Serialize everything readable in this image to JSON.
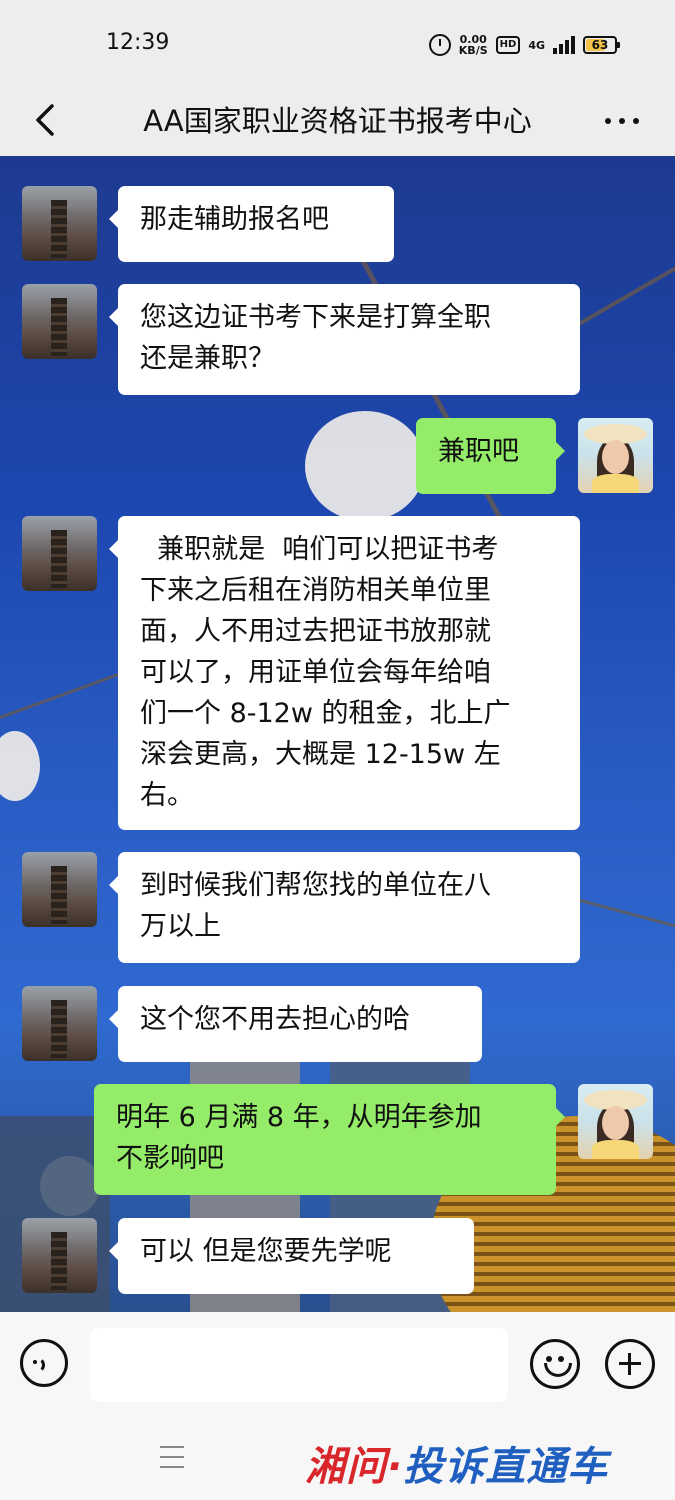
{
  "status_bar": {
    "time": "12:39",
    "net_speed_value": "0.00",
    "net_speed_unit": "KB/S",
    "hd_label": "HD",
    "signal_label": "4G",
    "battery": "63"
  },
  "nav": {
    "title": "AA国家职业资格证书报考中心"
  },
  "messages": [
    {
      "side": "left",
      "text": "那走辅助报名吧"
    },
    {
      "side": "left",
      "text": "您这边证书考下来是打算全职\n还是兼职？"
    },
    {
      "side": "right",
      "text": "兼职吧"
    },
    {
      "side": "left",
      "text": "  兼职就是  咱们可以把证书考\n下来之后租在消防相关单位里\n面，人不用过去把证书放那就\n可以了，用证单位会每年给咱\n们一个 8-12w 的租金，北上广\n深会更高，大概是 12-15w 左\n右。"
    },
    {
      "side": "left",
      "text": "到时候我们帮您找的单位在八\n万以上"
    },
    {
      "side": "left",
      "text": "这个您不用去担心的哈"
    },
    {
      "side": "right",
      "text": "明年 6 月满 8 年，从明年参加\n不影响吧"
    },
    {
      "side": "left",
      "text": "可以 但是您要先学呢"
    }
  ],
  "input": {
    "value": ""
  },
  "watermark": {
    "part1": "湘问·",
    "part2": "投诉直通车"
  },
  "colors": {
    "self_bubble": "#95ec69",
    "other_bubble": "#ffffff",
    "chrome": "#ededed"
  }
}
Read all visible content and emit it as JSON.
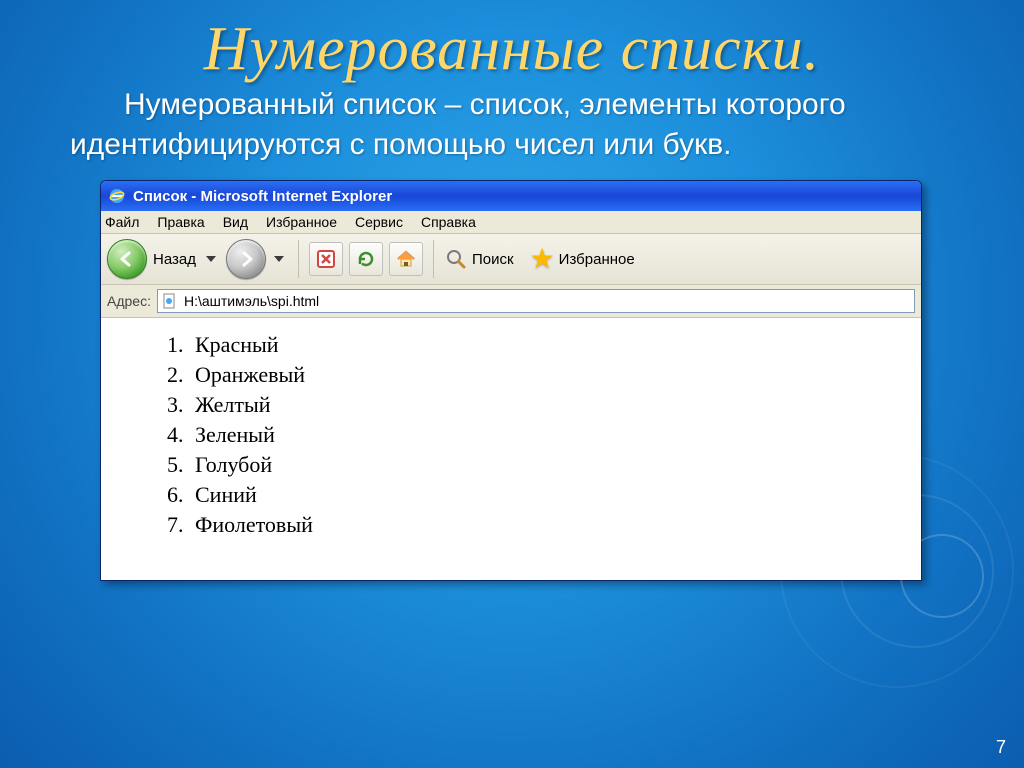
{
  "slide": {
    "title": "Нумерованные списки.",
    "body": "Нумерованный список – список, элементы которого идентифицируются с помощью чисел или букв.",
    "page_number": "7"
  },
  "ie": {
    "title": "Список - Microsoft Internet Explorer",
    "menu": [
      "Файл",
      "Правка",
      "Вид",
      "Избранное",
      "Сервис",
      "Справка"
    ],
    "toolbar": {
      "back_label": "Назад",
      "search_label": "Поиск",
      "favorites_label": "Избранное"
    },
    "address_label": "Адрес:",
    "address_value": "H:\\аштимэль\\spi.html",
    "list_items": [
      "Красный",
      "Оранжевый",
      "Желтый",
      "Зеленый",
      "Голубой",
      "Синий",
      "Фиолетовый"
    ]
  }
}
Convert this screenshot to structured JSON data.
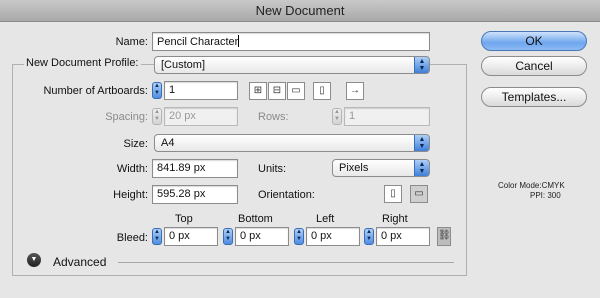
{
  "window": {
    "title": "New Document"
  },
  "name": {
    "label": "Name:",
    "value": "Pencil Character"
  },
  "profile": {
    "label": "New Document Profile:",
    "value": "[Custom]"
  },
  "artboards": {
    "label": "Number of Artboards:",
    "value": "1",
    "icons": [
      "grid-by-row-icon",
      "grid-by-column-icon",
      "arrange-by-row-icon",
      "arrange-by-column-icon",
      "right-to-left-layout-icon"
    ]
  },
  "spacing": {
    "label": "Spacing:",
    "value": "20 px"
  },
  "rows": {
    "label": "Rows:",
    "value": "1"
  },
  "size": {
    "label": "Size:",
    "value": "A4"
  },
  "width": {
    "label": "Width:",
    "value": "841.89 px"
  },
  "units": {
    "label": "Units:",
    "value": "Pixels"
  },
  "height": {
    "label": "Height:",
    "value": "595.28 px"
  },
  "orientation": {
    "label": "Orientation:"
  },
  "bleed": {
    "label": "Bleed:",
    "headers": {
      "top": "Top",
      "bottom": "Bottom",
      "left": "Left",
      "right": "Right"
    },
    "top": "0 px",
    "bottom": "0 px",
    "left": "0 px",
    "right": "0 px"
  },
  "advanced": {
    "label": "Advanced"
  },
  "buttons": {
    "ok": "OK",
    "cancel": "Cancel",
    "templates": "Templates..."
  },
  "info": {
    "color_mode": "Color Mode:CMYK",
    "ppi": "PPI: 300"
  },
  "colors": {
    "accent": "#5f9bea",
    "window_bg": "#e6e6e6"
  }
}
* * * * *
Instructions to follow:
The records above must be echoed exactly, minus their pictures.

Answer to this task:
Serialize everything readable in this image to JSON.
{
  "status_bar": {
    "time": "12:39",
    "net_speed_value": "0.00",
    "net_speed_unit": "KB/S",
    "hd_label": "HD",
    "signal_label": "4G",
    "battery": "63"
  },
  "nav": {
    "title": "AA国家职业资格证书报考中心"
  },
  "messages": [
    {
      "side": "left",
      "text": "那走辅助报名吧"
    },
    {
      "side": "left",
      "text": "您这边证书考下来是打算全职\n还是兼职？"
    },
    {
      "side": "right",
      "text": "兼职吧"
    },
    {
      "side": "left",
      "text": "  兼职就是  咱们可以把证书考\n下来之后租在消防相关单位里\n面，人不用过去把证书放那就\n可以了，用证单位会每年给咱\n们一个 8-12w 的租金，北上广\n深会更高，大概是 12-15w 左\n右。"
    },
    {
      "side": "left",
      "text": "到时候我们帮您找的单位在八\n万以上"
    },
    {
      "side": "left",
      "text": "这个您不用去担心的哈"
    },
    {
      "side": "right",
      "text": "明年 6 月满 8 年，从明年参加\n不影响吧"
    },
    {
      "side": "left",
      "text": "可以 但是您要先学呢"
    }
  ],
  "input": {
    "value": ""
  },
  "watermark": {
    "part1": "湘问·",
    "part2": "投诉直通车"
  },
  "colors": {
    "self_bubble": "#95ec69",
    "other_bubble": "#ffffff",
    "chrome": "#ededed"
  }
}
Read all visible content and emit it as JSON.
{
  "slide": {
    "title": "Нумерованные списки.",
    "body": "Нумерованный список – список, элементы которого идентифицируются с помощью чисел или букв.",
    "page_number": "7"
  },
  "ie": {
    "title": "Список - Microsoft Internet Explorer",
    "menu": [
      "Файл",
      "Правка",
      "Вид",
      "Избранное",
      "Сервис",
      "Справка"
    ],
    "toolbar": {
      "back_label": "Назад",
      "search_label": "Поиск",
      "favorites_label": "Избранное"
    },
    "address_label": "Адрес:",
    "address_value": "H:\\аштимэль\\spi.html",
    "list_items": [
      "Красный",
      "Оранжевый",
      "Желтый",
      "Зеленый",
      "Голубой",
      "Синий",
      "Фиолетовый"
    ]
  }
}
Convert this screenshot to structured JSON data.
{
  "window": {
    "title": "New Document"
  },
  "name": {
    "label": "Name:",
    "value": "Pencil Character"
  },
  "profile": {
    "label": "New Document Profile:",
    "value": "[Custom]"
  },
  "artboards": {
    "label": "Number of Artboards:",
    "value": "1",
    "icons": [
      "grid-by-row-icon",
      "grid-by-column-icon",
      "arrange-by-row-icon",
      "arrange-by-column-icon",
      "right-to-left-layout-icon"
    ]
  },
  "spacing": {
    "label": "Spacing:",
    "value": "20 px"
  },
  "rows": {
    "label": "Rows:",
    "value": "1"
  },
  "size": {
    "label": "Size:",
    "value": "A4"
  },
  "width": {
    "label": "Width:",
    "value": "841.89 px"
  },
  "units": {
    "label": "Units:",
    "value": "Pixels"
  },
  "height": {
    "label": "Height:",
    "value": "595.28 px"
  },
  "orientation": {
    "label": "Orientation:"
  },
  "bleed": {
    "label": "Bleed:",
    "headers": {
      "top": "Top",
      "bottom": "Bottom",
      "left": "Left",
      "right": "Right"
    },
    "top": "0 px",
    "bottom": "0 px",
    "left": "0 px",
    "right": "0 px"
  },
  "advanced": {
    "label": "Advanced"
  },
  "buttons": {
    "ok": "OK",
    "cancel": "Cancel",
    "templates": "Templates..."
  },
  "info": {
    "color_mode": "Color Mode:CMYK",
    "ppi": "PPI: 300"
  },
  "colors": {
    "accent": "#5f9bea",
    "window_bg": "#e6e6e6"
  }
}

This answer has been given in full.